enough to keep a 16-nation euro area on the road," he told a conference
Buiter favours granting the €500bn ESM a banking licence so
it has more financial firepower, but he said there was not yet enough support
for the idea.
"It will probably take another couple of panics to get
that implemented against continuing German and European Central Bank
opposition," Buiter said.
That comment goes to the heart of the frustrations of many
academics and policymakers outside Europe: not until the eurozone is staring
into the abyss do its leaders contemplate radical steps to put their currency
on a solid footing.
"In the eurozone and other advanced economies,
politicians seem unable to come to terms with the need for decisive policy
actions, instead settling for half-measures and defensive policy interventions
when backed into a corner," said Eswar Prasad, a Cornell University
economics professor and senior fellow at the Brookings Institution in
To rebuild credibility and revive growth, Prasad urged
politicians to summon up the resolve to tackle powerful vested interests and
implement structural reforms to product, labour and financial markets.
This would then create some space for back-loading measures
to bring the rise in public debt under control.

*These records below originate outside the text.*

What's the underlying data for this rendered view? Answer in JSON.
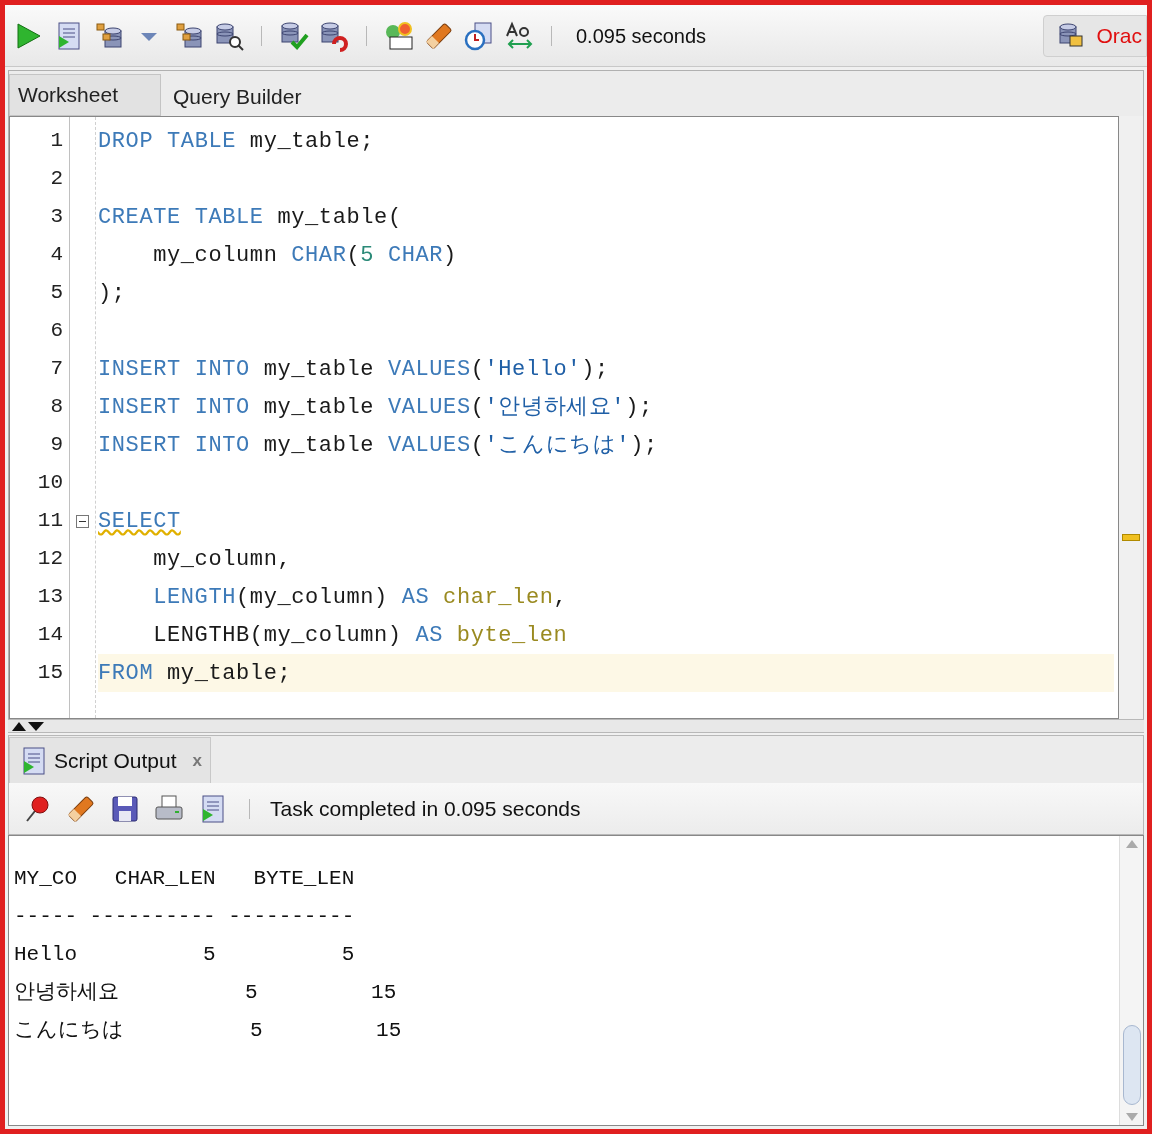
{
  "toolbar": {
    "timing": "0.095 seconds",
    "connection": "Orac"
  },
  "editor_tabs": [
    {
      "label": "Worksheet",
      "selected": true
    },
    {
      "label": "Query Builder",
      "selected": false
    }
  ],
  "code_lines": [
    {
      "number": "1",
      "current": false,
      "fold": false,
      "tokens": [
        {
          "text": "DROP",
          "kind": "keyword"
        },
        {
          "text": " TABLE",
          "kind": "keyword"
        },
        {
          "text": " my_table;",
          "kind": "plain"
        }
      ]
    },
    {
      "number": "2",
      "current": false,
      "fold": false
    },
    {
      "number": "3",
      "current": false,
      "fold": false,
      "tokens": [
        {
          "text": "CREATE",
          "kind": "keyword"
        },
        {
          "text": " TABLE",
          "kind": "keyword"
        },
        {
          "text": " my_table(",
          "kind": "plain"
        }
      ]
    },
    {
      "number": "4",
      "current": false,
      "fold": false,
      "tokens": [
        {
          "text": "    my_column ",
          "kind": "plain"
        },
        {
          "text": "CHAR",
          "kind": "keyword"
        },
        {
          "text": "(",
          "kind": "plain"
        },
        {
          "text": "5",
          "kind": "number"
        },
        {
          "text": " CHAR",
          "kind": "keyword"
        },
        {
          "text": ")",
          "kind": "plain"
        }
      ]
    },
    {
      "number": "5",
      "current": false,
      "fold": false,
      "tokens": [
        {
          "text": ");",
          "kind": "plain"
        }
      ]
    },
    {
      "number": "6",
      "current": false,
      "fold": false
    },
    {
      "number": "7",
      "current": false,
      "fold": false,
      "tokens": [
        {
          "text": "INSERT",
          "kind": "keyword"
        },
        {
          "text": " INTO",
          "kind": "keyword"
        },
        {
          "text": " my_table ",
          "kind": "plain"
        },
        {
          "text": "VALUES",
          "kind": "keyword"
        },
        {
          "text": "(",
          "kind": "plain"
        },
        {
          "text": "'Hello'",
          "kind": "string"
        },
        {
          "text": ");",
          "kind": "plain"
        }
      ]
    },
    {
      "number": "8",
      "current": false,
      "fold": false,
      "tokens": [
        {
          "text": "INSERT",
          "kind": "keyword"
        },
        {
          "text": " INTO",
          "kind": "keyword"
        },
        {
          "text": " my_table ",
          "kind": "plain"
        },
        {
          "text": "VALUES",
          "kind": "keyword"
        },
        {
          "text": "(",
          "kind": "plain"
        },
        {
          "text": "'안녕하세요'",
          "kind": "string"
        },
        {
          "text": ");",
          "kind": "plain"
        }
      ]
    },
    {
      "number": "9",
      "current": false,
      "fold": false,
      "tokens": [
        {
          "text": "INSERT",
          "kind": "keyword"
        },
        {
          "text": " INTO",
          "kind": "keyword"
        },
        {
          "text": " my_table ",
          "kind": "plain"
        },
        {
          "text": "VALUES",
          "kind": "keyword"
        },
        {
          "text": "(",
          "kind": "plain"
        },
        {
          "text": "'こんにちは'",
          "kind": "string"
        },
        {
          "text": ");",
          "kind": "plain"
        }
      ]
    },
    {
      "number": "10",
      "current": false,
      "fold": false
    },
    {
      "number": "11",
      "current": false,
      "fold": true,
      "tokens": [
        {
          "text": "SELECT",
          "kind": "warning"
        }
      ]
    },
    {
      "number": "12",
      "current": false,
      "fold": false,
      "tokens": [
        {
          "text": "    my_column,",
          "kind": "plain"
        }
      ]
    },
    {
      "number": "13",
      "current": false,
      "fold": false,
      "tokens": [
        {
          "text": "    LENGTH",
          "kind": "keyword"
        },
        {
          "text": "(my_column) ",
          "kind": "plain"
        },
        {
          "text": "AS",
          "kind": "keyword"
        },
        {
          "text": " char_len",
          "kind": "alias"
        },
        {
          "text": ",",
          "kind": "plain"
        }
      ]
    },
    {
      "number": "14",
      "current": false,
      "fold": false,
      "tokens": [
        {
          "text": "    LENGTHB(my_column) ",
          "kind": "plain"
        },
        {
          "text": "AS",
          "kind": "keyword"
        },
        {
          "text": " byte_len",
          "kind": "alias"
        }
      ]
    },
    {
      "number": "15",
      "current": true,
      "fold": false,
      "tokens": [
        {
          "text": "FROM",
          "kind": "keyword"
        },
        {
          "text": " my_table;",
          "kind": "plain"
        }
      ]
    }
  ],
  "output_tab": {
    "label": "Script Output",
    "close": "x"
  },
  "output_status": "Task completed in 0.095 seconds",
  "output_lines": [
    "MY_CO   CHAR_LEN   BYTE_LEN",
    "----- ---------- ----------",
    "Hello          5          5",
    "안녕하세요          5         15",
    "こんにちは          5         15"
  ]
}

"The global economic recovery is being held hostage by
political brinksmanship that has created policy paralysis, undermined
confidence and stymied the effectiveness of macroeconomic policy tools.
"In the absence of political leadership to undertake
decisive and concerted policy actions, it is hard to see the recovery gaining
traction," Prasad wrote in a Brookings article.
* Alan Wheatley is a Reuters global economics correspondent.